The retirement of Supreme Court judge Anthony Kennedy could change life in America for generations
One of the biggest decisions an American president gets to make is to appoint members of the Supreme Court.
The Supreme Court, made up of the nine members who can serve for life if they wish, decides on key issues that affect Americans’ lives from immigration to the economy to marriage to religious freedom – pretty much everything.
And for many years, the Supreme Court has been delicately balanced between four liberal judges – mainly appointed by Democratic presidents like Bill Clinton and Barack Obama – and conservative judges – appointed by Republicans such as George Bush.
In many crucial cases, the deciding fifth vote came down to one man: Anthony Kennedy.
Kennedy was appointed in 1988 by Republican president Ronald Reagan but, on many issues, took a moderate stance and often became the swing vote.

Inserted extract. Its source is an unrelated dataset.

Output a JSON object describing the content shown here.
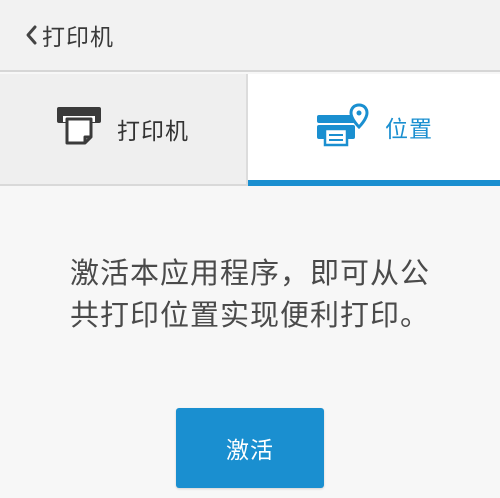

It was his vote to side with the liberal judges that legalised gay marriage in the United States in 2015, for example.
But yesterday came a political bombshell that could change life in America for generations: at the ripe old age of 81, Anthony Kennedy is retiring.
In a letter to Mr Trump announcing his decision, Kennedy expressed “profound gratitude” for having served in the highest court.
Now, this is crucially important because Donald Trump is now allowed to appoint his successor and all signs point to Trump choosing a hard-core, right-wing judge who can side with the four other conservatives on the court and undo some central planks of American life.
Abortion is one area where the Supreme Court could change the law, for example.
Justice Kennedy has frequently sided with abortion rights advocates in the court to defend the key 1973 decision Roe v. Wade. But with the prospect of a more conservative replacement on the Supreme Court, CNN legal analyst predicted on Twitter that abortion “will be illegal in twenty states in 18 months.”
And gay marriage could even be under threat. Political commentator Amy Siskind added: “We are in serious danger of losing gay marriage.”
What makes this news especially depressing is that Supreme Court judges hold their seats for life – meaning their impact on the law in the US will be felt for years and years.
Kennedy will officially retire on 31 July and the race is now on for Donald Trump and the Republicans, who currently control the Senate, to find and approve his replacement as quick as possible.
The Senate has the final vote on whether or not to approve the president’s pick so the Republicans will not want to risk waiting until the midterm elections, when they are expected to do poorly and could even lose control of the Senate.
It’s another dark day in Trump’s America – and it’s hard to see things getting any brighter any time soon.